EXERCISE
The result should be an exact copy of only the lines from the one holding "Read all visible content and emit it as JSON." through the last line of the data below, please, without pictures.

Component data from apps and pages
• • •

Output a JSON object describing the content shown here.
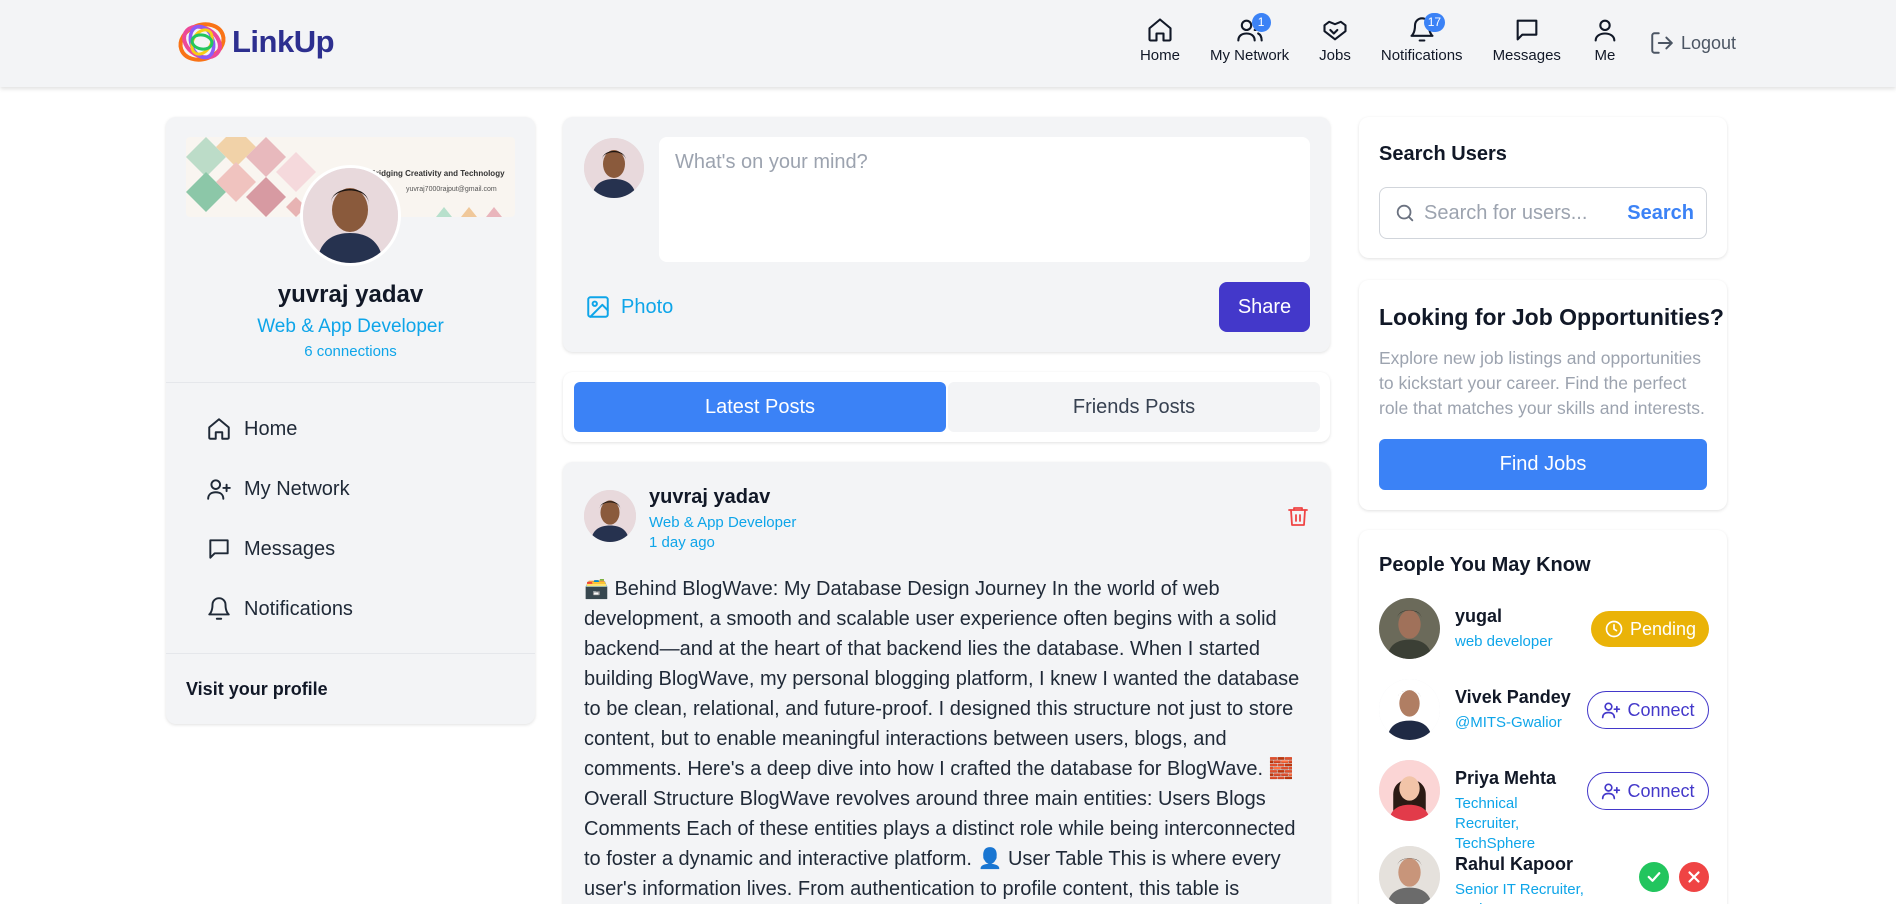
{
  "app": {
    "name": "LinkUp"
  },
  "nav": {
    "items": [
      {
        "label": "Home",
        "icon": "home-icon",
        "badge": ""
      },
      {
        "label": "My Network",
        "icon": "network-icon",
        "badge": "1"
      },
      {
        "label": "Jobs",
        "icon": "handshake-icon",
        "badge": ""
      },
      {
        "label": "Notifications",
        "icon": "bell-icon",
        "badge": "17"
      },
      {
        "label": "Messages",
        "icon": "message-icon",
        "badge": ""
      },
      {
        "label": "Me",
        "icon": "user-icon",
        "badge": ""
      }
    ],
    "logout": "Logout"
  },
  "profile": {
    "name": "yuvraj yadav",
    "title": "Web & App Developer",
    "connections": "6 connections",
    "banner_text": "Bridging Creativity and Technology",
    "banner_email": "yuvraj7000rajput@gmail.com",
    "menu": [
      "Home",
      "My Network",
      "Messages",
      "Notifications"
    ],
    "visit": "Visit your profile"
  },
  "composer": {
    "placeholder": "What's on your mind?",
    "photo_label": "Photo",
    "share_label": "Share"
  },
  "tabs": {
    "latest": "Latest Posts",
    "friends": "Friends Posts"
  },
  "post": {
    "author": "yuvraj yadav",
    "role": "Web & App Developer",
    "time": "1 day ago",
    "body": "🗃️ Behind BlogWave: My Database Design Journey In the world of web development, a smooth and scalable user experience often begins with a solid backend—and at the heart of that backend lies the database. When I started building BlogWave, my personal blogging platform, I knew I wanted the database to be clean, relational, and future-proof. I designed this structure not just to store content, but to enable meaningful interactions between users, blogs, and comments. Here's a deep dive into how I crafted the database for BlogWave. 🧱 Overall Structure BlogWave revolves around three main entities: Users Blogs Comments Each of these entities plays a distinct role while being interconnected to foster a dynamic and interactive platform. 👤 User Table This is where every user's information lives. From authentication to profile content, this table is"
  },
  "search": {
    "title": "Search Users",
    "placeholder": "Search for users...",
    "button": "Search"
  },
  "jobs": {
    "title": "Looking for Job Opportunities?",
    "description": "Explore new job listings and opportunities to kickstart your career. Find the perfect role that matches your skills and interests.",
    "button": "Find Jobs"
  },
  "pymk": {
    "title": "People You May Know",
    "people": [
      {
        "name": "yugal",
        "role": "web developer",
        "action": "Pending"
      },
      {
        "name": "Vivek Pandey",
        "role": "@MITS-Gwalior",
        "action": "Connect"
      },
      {
        "name": "Priya Mehta",
        "role": "Technical Recruiter, TechSphere",
        "action": "Connect"
      },
      {
        "name": "Rahul Kapoor",
        "role": "Senior IT Recruiter, CodeNest",
        "action": "accept-reject"
      }
    ]
  },
  "colors": {
    "primary": "#3b82f6",
    "indigo": "#4338ca",
    "accent_text": "#0ea5e9",
    "pending": "#eab308",
    "accept": "#22c55e",
    "reject": "#ef4444"
  }
}
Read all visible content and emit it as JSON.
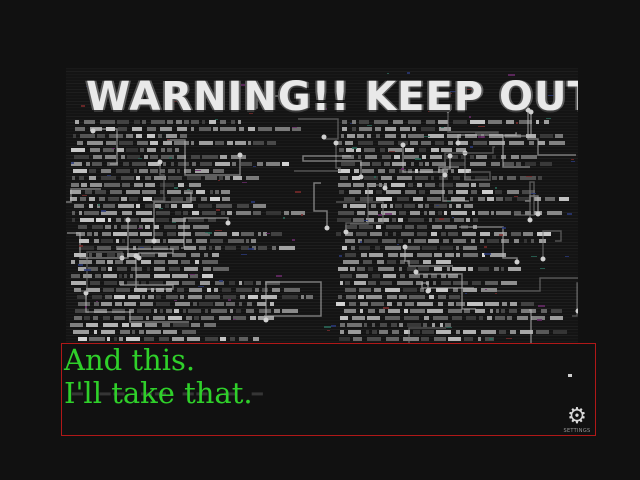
{
  "scene": {
    "sign_title": "WARNING!! KEEP OUT",
    "background_color": "#111111",
    "board_style": "glitched circuit-board and code text image"
  },
  "dialog": {
    "line1": "And this.",
    "line2": "I'll take that.",
    "text_color": "#2fd02a",
    "border_color": "#b01818"
  },
  "controls": {
    "settings_icon": "gear-icon",
    "settings_caption": "SETTINGS"
  }
}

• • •

COMPLETED TASK
Read all visible content and emit it as JSON.
{
  "scene": {
    "sign_title": "WARNING!! KEEP OUT",
    "background_color": "#111111",
    "board_style": "glitched circuit-board and code text image"
  },
  "dialog": {
    "line1": "And this.",
    "line2": "I'll take that.",
    "text_color": "#2fd02a",
    "border_color": "#b01818"
  },
  "controls": {
    "settings_icon": "gear-icon",
    "settings_caption": "SETTINGS"
  }
}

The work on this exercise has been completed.